How do kidneys work?
Depending on your weight, you have 4-6 litres of blood circulating in your body. This blood is transported to your kidneys by the renal arteries. Every day approximately 1,500 litres of blood pass through your kidneys and are treated, thanks to roughly one million nephrons.
The nephrons consist of small filters called glomeruli that filter a fluid of water, salts and waste materials from our blood. Protein and blood cells remain in the blood. The filtered fluid (primary urine) is transported in small tubules. There, we have a particular type of cells (tubular cells) that bring water and salts, such as sodium, calcium, phosphate and magnesium, back into the blood. What remains is excreted as final urine.
How much salts are absorbed through the tubular cells depends on the blood pressure and on the concentration of particular hormones that affect these cells. Thus, the kidney regulates our water and salt balance. Conversely, our kidneys also affect our blood pressure (for example, when the blood pressure decreases, more water and sodium is fed back into our blood).

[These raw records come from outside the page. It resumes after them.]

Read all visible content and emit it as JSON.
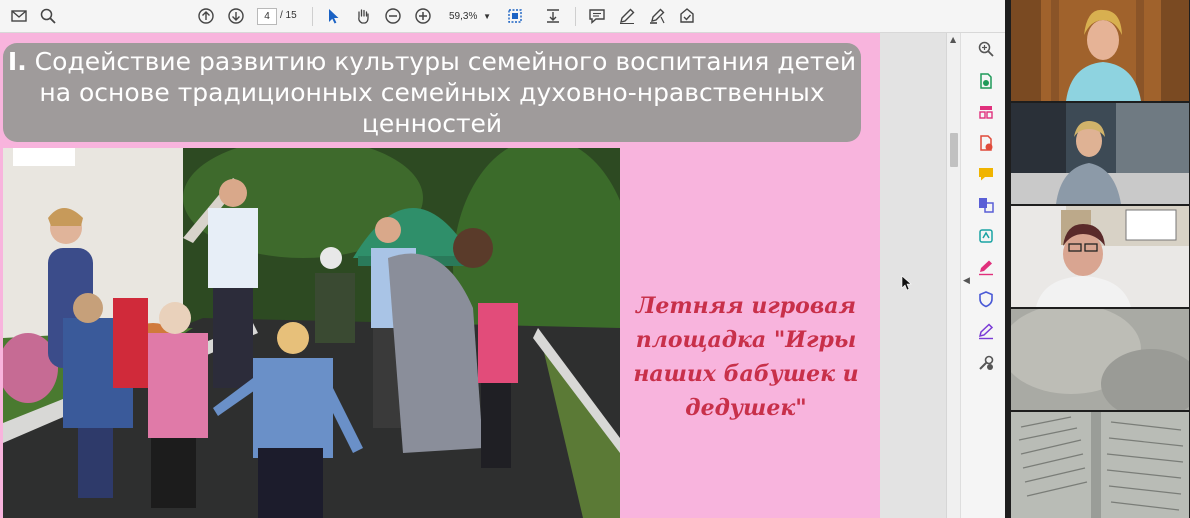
{
  "toolbar": {
    "page_current": "4",
    "page_total": "/ 15",
    "zoom": "59,3%",
    "icons": [
      "mail-icon",
      "zoom-search-icon",
      "page-up-icon",
      "page-down-icon",
      "select-arrow-icon",
      "hand-icon",
      "zoom-out-icon",
      "zoom-in-icon",
      "fit-page-icon",
      "scroll-mode-icon",
      "comment-icon",
      "pen-icon",
      "highlight-icon",
      "stamp-icon"
    ]
  },
  "slide": {
    "title_number": "I.",
    "title_text": " Содействие развитию культуры семейного воспитания детей на основе традиционных семейных духовно-нравственных ценностей",
    "caption": "Летняя игровая площадка \"Игры наших бабушек и дедушек\"",
    "background_color": "#f8b4dd",
    "title_box_color": "#9f9b9b",
    "caption_color": "#c8304a"
  },
  "right_tools": [
    "zoom-icon",
    "export-pdf-icon",
    "organize-pages-icon",
    "edit-pdf-icon",
    "comment-icon",
    "combine-files-icon",
    "scan-icon",
    "fill-sign-icon",
    "protect-icon",
    "sign-icon",
    "more-tools-icon"
  ],
  "video_panel": {
    "participants": 5
  }
}
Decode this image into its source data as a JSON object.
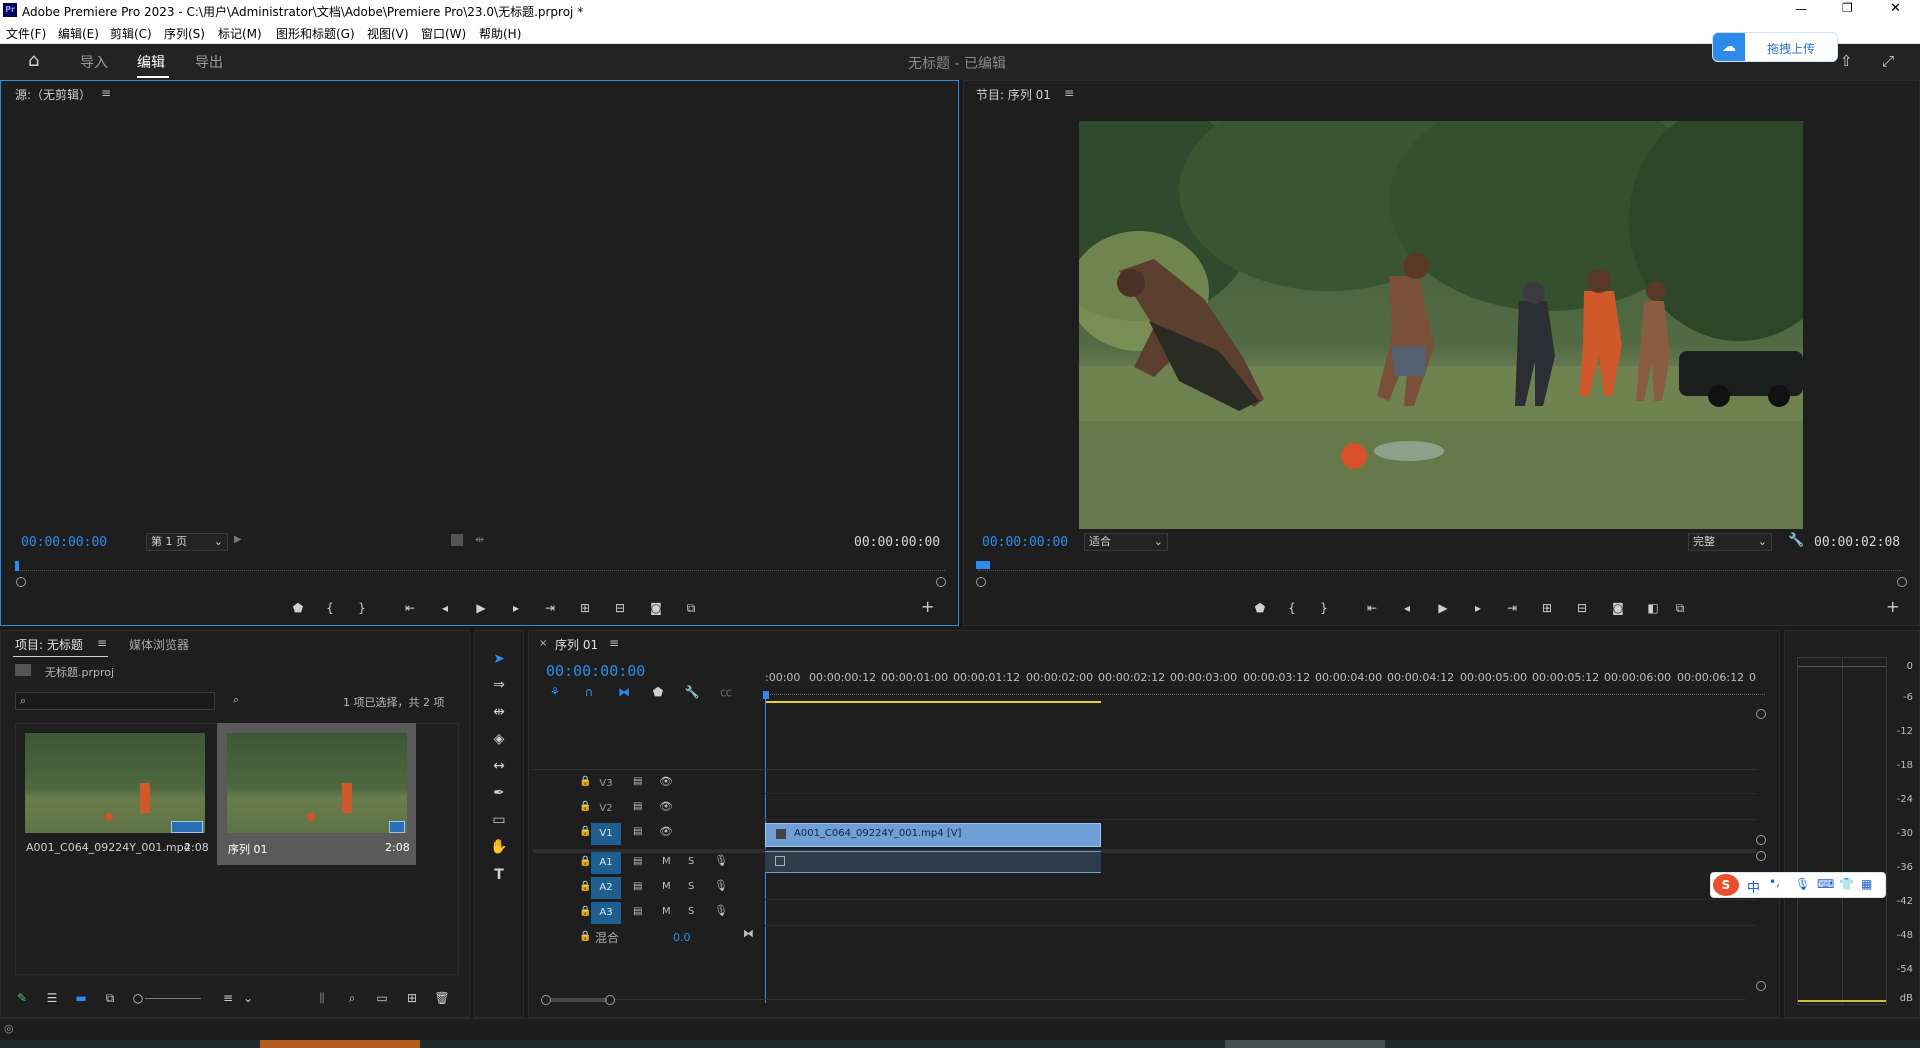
{
  "window": {
    "title": "Adobe Premiere Pro 2023 - C:\\用户\\Administrator\\文档\\Adobe\\Premiere Pro\\23.0\\无标题.prproj *",
    "app_icon": "Pr"
  },
  "menu": [
    "文件(F)",
    "编辑(E)",
    "剪辑(C)",
    "序列(S)",
    "标记(M)",
    "图形和标题(G)",
    "视图(V)",
    "窗口(W)",
    "帮助(H)"
  ],
  "workspace": {
    "tabs": [
      "导入",
      "编辑",
      "导出"
    ],
    "active_tab": "编辑",
    "doc_title": "无标题 - 已编辑",
    "upload_label": "拖拽上传"
  },
  "source_monitor": {
    "title": "源:（无剪辑）",
    "timecode_left": "00:00:00:00",
    "page_select": "第 1 页",
    "timecode_right": "00:00:00:00"
  },
  "program_monitor": {
    "title": "节目: 序列 01",
    "timecode_left": "00:00:00:00",
    "fit_select": "适合",
    "quality_select": "完整",
    "timecode_right": "00:00:02:08"
  },
  "project": {
    "tab_project": "项目: 无标题",
    "tab_media": "媒体浏览器",
    "file": "无标题.prproj",
    "selection_status": "1 项已选择，共 2 项",
    "items": [
      {
        "name": "A001_C064_09224Y_001.mp4",
        "duration": "2:08"
      },
      {
        "name": "序列 01",
        "duration": "2:08"
      }
    ]
  },
  "timeline": {
    "tab": "序列 01",
    "timecode": "00:00:00:00",
    "ruler": [
      ":00:00",
      "00:00:00:12",
      "00:00:01:00",
      "00:00:01:12",
      "00:00:02:00",
      "00:00:02:12",
      "00:00:03:00",
      "00:00:03:12",
      "00:00:04:00",
      "00:00:04:12",
      "00:00:05:00",
      "00:00:05:12",
      "00:00:06:00",
      "00:00:06:12",
      "0"
    ],
    "video_tracks": [
      "V3",
      "V2",
      "V1"
    ],
    "audio_tracks": [
      "A1",
      "A2",
      "A3"
    ],
    "mix_label": "混合",
    "mix_value": "0.0",
    "clip_name": "A001_C064_09224Y_001.mp4 [V]"
  },
  "meter": {
    "labels": [
      "0",
      "-6",
      "-12",
      "-18",
      "-24",
      "-30",
      "-36",
      "-42",
      "-48",
      "-54",
      "dB"
    ]
  },
  "ime": {
    "items": [
      "中",
      "•,"
    ]
  },
  "colors": {
    "accent": "#2d8ceb",
    "clip_video": "#6f9fd6",
    "panel_bg": "#1e1e1e"
  }
}
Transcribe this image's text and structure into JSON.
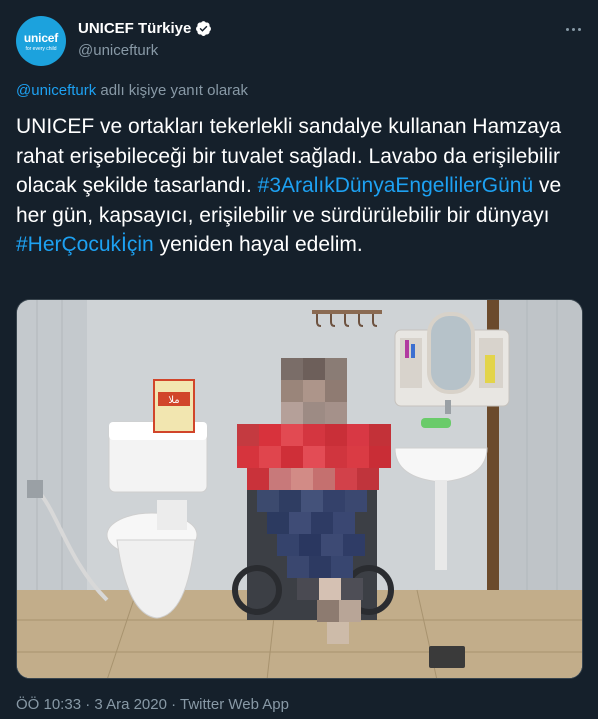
{
  "account": {
    "avatar_text": "unicef",
    "avatar_tagline": "for every child",
    "display_name": "UNICEF Türkiye",
    "handle": "@unicefturk"
  },
  "reply": {
    "mention": "@unicefturk",
    "suffix": " adlı kişiye yanıt olarak"
  },
  "tweet": {
    "line1": "UNICEF ve ortakları tekerlekli sandalye kullanan Hamzaya rahat erişebileceği bir tuvalet sağladı. Lavabo da erişilebilir olacak şekilde tasarlandı.",
    "hashtag1": "#3AralıkDünyaEngellilerGünü",
    "mid": " ve her gün, kapsayıcı, erişilebilir ve sürdürülebilir bir dünyayı ",
    "hashtag2": "#HerÇocukİçin",
    "end": " yeniden hayal edelim."
  },
  "photo": {
    "sign_text": "ملا"
  },
  "meta": {
    "time": "ÖÖ 10:33",
    "sep1": " · ",
    "date": "3 Ara 2020",
    "sep2": " · ",
    "source": "Twitter Web App"
  },
  "colors": {
    "background": "#15202b",
    "accent": "#1da1f2",
    "muted": "#8899a6",
    "unicef_blue": "#1ca2dd"
  }
}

Our kidneys also produce the hormone erythropoietin which stimulates the production of red blood cells.